Thursday brings results and updates from a raft of retail’s biggest names, as Next, Morrisons and John Lewis update.
But there will be extra interest perhaps in the John Lewis Partnership, which also issues interim results that day – and that’s because managing director Andy Street, who has run the eponymous department store business with flair since 2007, could soon be moving on.
Street hopes to become the Conservative candidate in the mayoral race in his native West Midlands, and it will be clear by the end of this month whether his candidature is successful.
He must have a strong chance of being selected, so thoughts naturally turn to who might succeed him at the helm of John Lewis.
Next in line at John Lewis
Any candidate for any leadership role at John Lewis must have affinity with the unique culture of the business, which is as important as commercial skills. So the likelihood must be that if Street moves on his replacement will be internal.
An entirely unscientific ring-round of industry people puts commercial director Paula Nickolds as a frontrunner.
Like Street, Nickolds has spent her career at John Lewis. She joined in 1994 as a graduate trainee and has risen through the ranks ever since. She became commercial director last year, bringing experience from fashion, home and brand roles.
Some ask whether, having been promoted so recently, it would be too soon for another move up.

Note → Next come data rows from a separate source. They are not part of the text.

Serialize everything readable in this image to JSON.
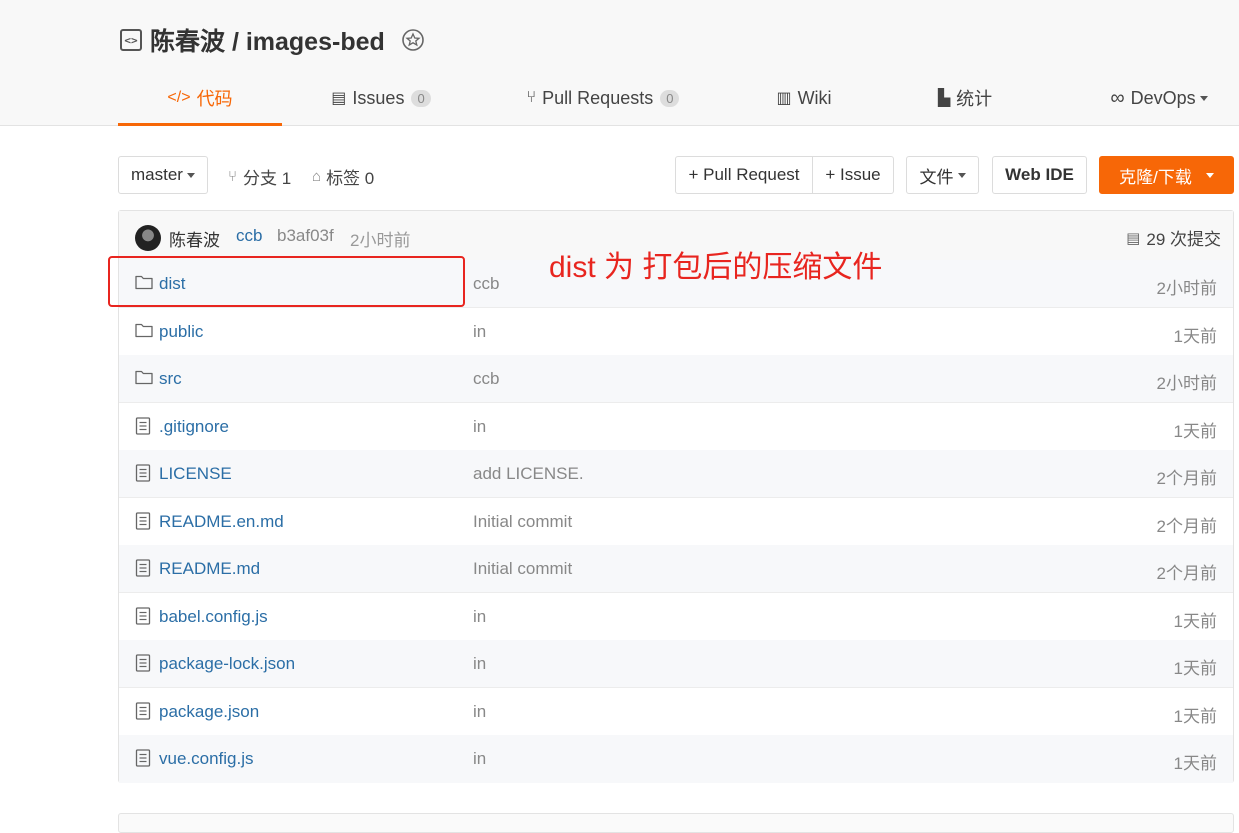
{
  "repo": {
    "owner_and_name": "陈春波 / images-bed"
  },
  "tabs": [
    {
      "label": "代码",
      "icon": "code-icon"
    },
    {
      "label": "Issues",
      "count": "0",
      "icon": "issues-icon"
    },
    {
      "label": "Pull Requests",
      "count": "0",
      "icon": "pull-request-icon"
    },
    {
      "label": "Wiki",
      "icon": "book-icon"
    },
    {
      "label": "统计",
      "icon": "chart-icon"
    },
    {
      "label": "DevOps",
      "icon": "infinity-icon"
    }
  ],
  "toolbar": {
    "branch": "master",
    "branches": "分支 1",
    "tags": "标签 0",
    "pull_request": "+ Pull Request",
    "issue": "+ Issue",
    "files": "文件",
    "web_ide": "Web IDE",
    "clone": "克隆/下载"
  },
  "commit": {
    "author": "陈春波",
    "user": "ccb",
    "hash": "b3af03f",
    "time": "2小时前",
    "count": "29 次提交"
  },
  "files": [
    {
      "name": "dist",
      "type": "folder",
      "message": "ccb",
      "time": "2小时前"
    },
    {
      "name": "public",
      "type": "folder",
      "message": "in",
      "time": "1天前"
    },
    {
      "name": "src",
      "type": "folder",
      "message": "ccb",
      "time": "2小时前"
    },
    {
      "name": ".gitignore",
      "type": "file",
      "message": "in",
      "time": "1天前"
    },
    {
      "name": "LICENSE",
      "type": "file",
      "message": "add LICENSE.",
      "time": "2个月前"
    },
    {
      "name": "README.en.md",
      "type": "file",
      "message": "Initial commit",
      "time": "2个月前"
    },
    {
      "name": "README.md",
      "type": "file",
      "message": "Initial commit",
      "time": "2个月前"
    },
    {
      "name": "babel.config.js",
      "type": "file",
      "message": "in",
      "time": "1天前"
    },
    {
      "name": "package-lock.json",
      "type": "file",
      "message": "in",
      "time": "1天前"
    },
    {
      "name": "package.json",
      "type": "file",
      "message": "in",
      "time": "1天前"
    },
    {
      "name": "vue.config.js",
      "type": "file",
      "message": "in",
      "time": "1天前"
    }
  ],
  "annotation": {
    "text": "dist 为 打包后的压缩文件"
  },
  "colors": {
    "accent": "#f76707",
    "link": "#2b6ea6",
    "annotation": "#e8251f"
  }
}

However it’s part of the fabric of John Lewis to have in place support structures to enable people to succeed in the roles they are promoted into.
One to watch
Mark Lewis is also perhaps one to watch. As retail director he is responsible for stores and online after joining in 2013 to run the etail arm.
The extra responsibilities he has taken on since show he is well thought of, and experience at businesses such as eBay and Collect+ fit well with John Lewis’s ongoing omnichannel ambitions.
However his newness to the company means he may not yet be seen yet to be sufficiently ‘John Lewis’.
It is possible that John Lewis might move someone from the central Partnership board. Tom Athron has been mentioned. However he was given the post of group development director only a year ago.
Despite all the interest in what might happen if Street goes, there’s a bigger point about John Lewis which will no doubt be reflected in its results this week.
Its distinct culture means it is bigger than any one person. It means too that it can take decisions that might be ruled out of court for companies in thrall to public shareholders.
For instance it has licence to invest to ensure it continues to be at the front of the pack in meeting changing shopper expectations, as it did during the recession.
The paradox of John Lewis is that it throws up some of retail’s most individually distinctive characters but, no matter how distinctive or even occasionally egotistical they may be, it’s always one for all and all for one.
As long as that attitude remains, John Lewis should succeed whoever is at the helm.